Facing Cancer With a Positive Attitude

September 29, 2020

Clinical Contributors to this Story

Brett Eric Lewis, M.D., PhD contributes to topics such as Cancer Care.

Stephen Abo, D.O. contributes to topics such as Hematology.

A cancer diagnosis can inspire many emotions, ranging from fear and anger to sadness or determination. Everyone reacts differently to the news that they have cancer, and everyone’s outlook as they pursue treatment is unique to them. Many factors that are specific to your experience will influence how you perceive a cancer diagnosis. If you or a loved one is faced with cancer, you may have a preconception about what treatment and survival will be like.

There is no correct or normal attitude to have when living with cancer. “Everyone deals with tragedy and illness differently,” says Stephen Abo, D.O., an oncologist at Mountainside Medical Center.

What Can a Positive Attitude Do?

Fighting for a positive attitude can indirectly benefit your health.
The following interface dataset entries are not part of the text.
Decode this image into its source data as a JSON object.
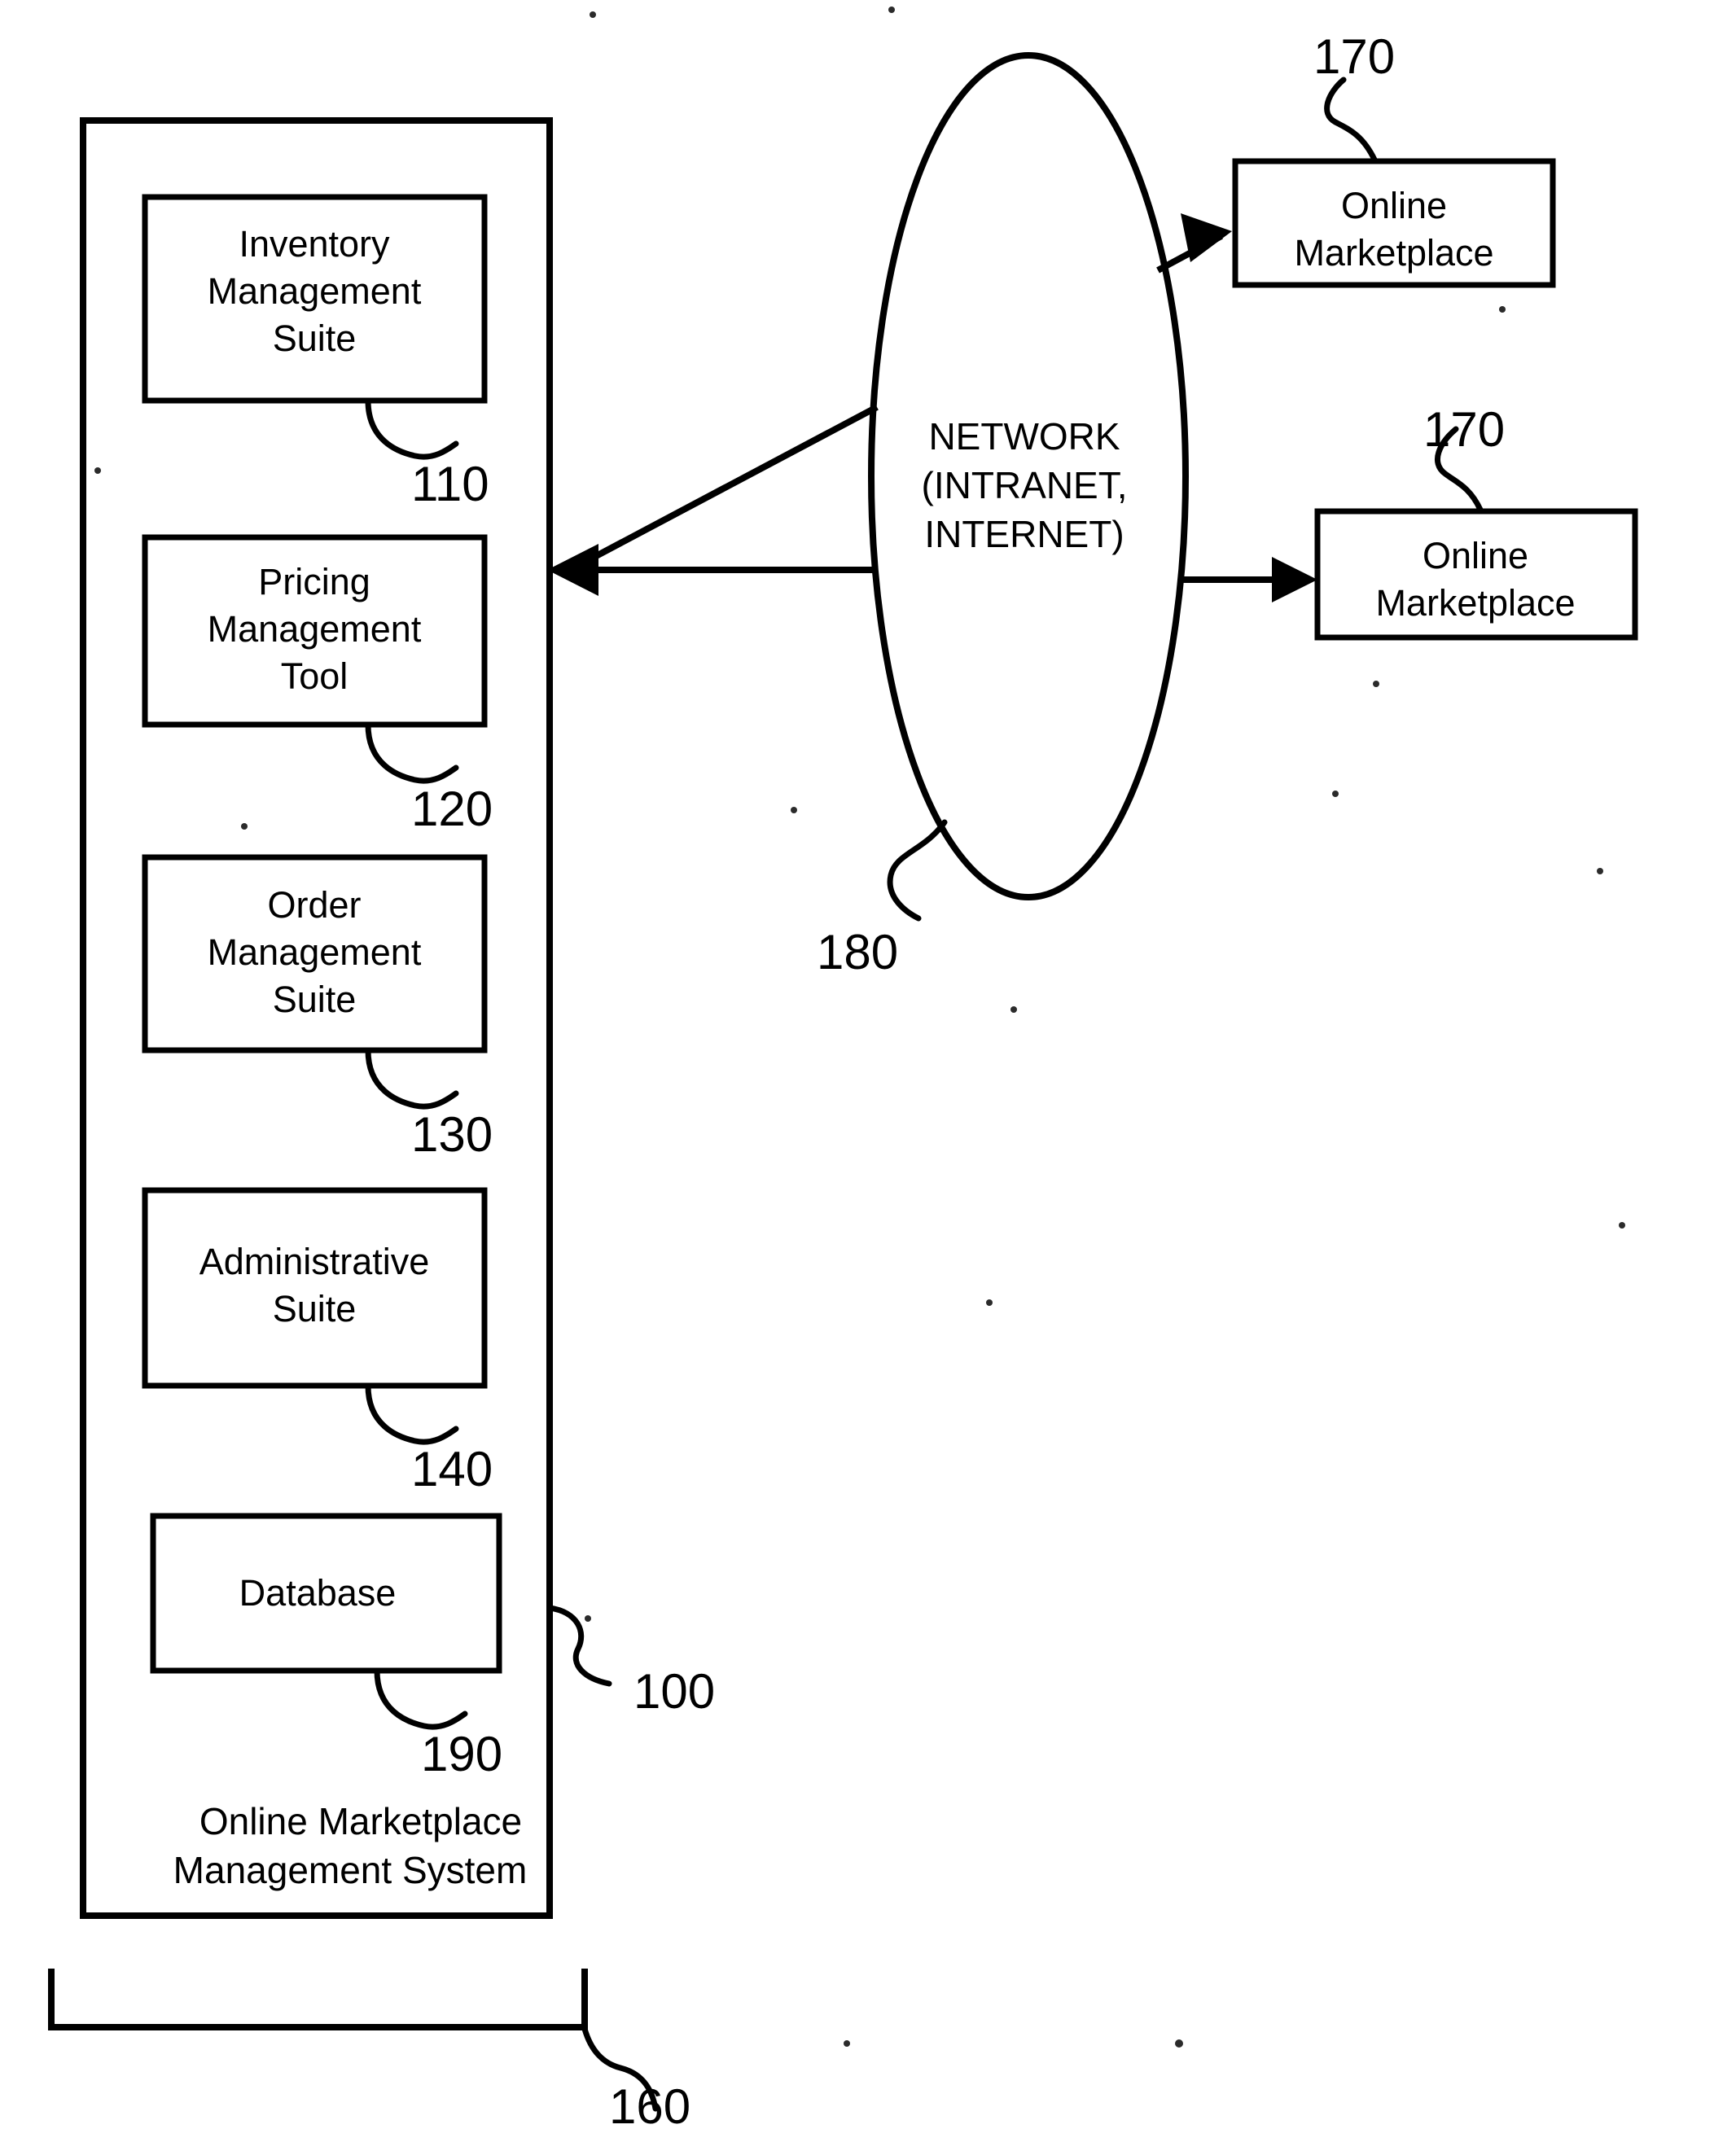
{
  "figure": {
    "title": "Online Marketplace Management System Block Diagram",
    "background_color": "#ffffff",
    "line_color": "#000000"
  },
  "system": {
    "label_line1": "Online Marketplace",
    "label_line2": "Management System",
    "reference_numeral": "100",
    "bracket_reference_numeral": "160",
    "modules": [
      {
        "id": "inventory-management-suite",
        "label_line1": "Inventory",
        "label_line2": "Management",
        "label_line3": "Suite",
        "reference_numeral": "110"
      },
      {
        "id": "pricing-management-tool",
        "label_line1": "Pricing",
        "label_line2": "Management",
        "label_line3": "Tool",
        "reference_numeral": "120"
      },
      {
        "id": "order-management-suite",
        "label_line1": "Order",
        "label_line2": "Management",
        "label_line3": "Suite",
        "reference_numeral": "130"
      },
      {
        "id": "administrative-suite",
        "label_line1": "Administrative",
        "label_line2": "Suite",
        "label_line3": "",
        "reference_numeral": "140"
      },
      {
        "id": "database",
        "label_line1": "Database",
        "label_line2": "",
        "label_line3": "",
        "reference_numeral": "190"
      }
    ]
  },
  "network": {
    "label_line1": "NETWORK",
    "label_line2": "(INTRANET,",
    "label_line3": "INTERNET)",
    "reference_numeral": "180"
  },
  "marketplaces": [
    {
      "id": "online-marketplace-top",
      "label_line1": "Online",
      "label_line2": "Marketplace",
      "reference_numeral": "170"
    },
    {
      "id": "online-marketplace-bottom",
      "label_line1": "Online",
      "label_line2": "Marketplace",
      "reference_numeral": "170"
    }
  ]
}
Mountainside radiation oncologist Brett Lewis, M.D., Ph.D. says that people undergoing cancer treatment with a positive outlook may be able to maximize the effectiveness of their treatment.

“The treatments we have are not always easy to get through, and your attitude matters because it can play out in your actions,” Dr. Lewis says. “When we know a treatment works if given on consecutive days, but you deliberately introduce treatment breaks, patients do worse. If the going gets rough and a patient decides to stay home, they are introducing a treatment delay or break that may be detrimental to their outcome.”

How to Maintain a Positive Attitude

It’s always important to maintain good mental and emotional health. People dealing with a cancer diagnosis may find that talking to a counselor, other cancer patients or a support group can help them work through the many new emotions their diagnosis brings.

Stress can also have an influence on physical health. “Stress affects the immune system, and the immune system affects cancer control,” Dr. Lewis says. When people experience stress, their body produces hormones that help them respond to the stressor. If these hormones are not regulated because stress is chronic, they can cause internal inflammation, which creates an environment conducive to cancer growth.

To help manage stress, choose from some of many stress-reducing techniques:

  • Yoga
  • Walking or exercising
  • Meditation
  • Aromatherapy
  • Art therapy
  • Cognitive-behavioral therapy
  • Support groups

It is normal to feel any number of negative emotions and stress when dealing with a cancer diagnosis, and your emotions may shift from day to day. Be kind to yourself, and prioritize your mental and emotional well-being.

Next Steps & Resources:

The material provided through HealthU is intended to be used as general information only and should not replace the advice of your physician. Always consult your physician for individual care.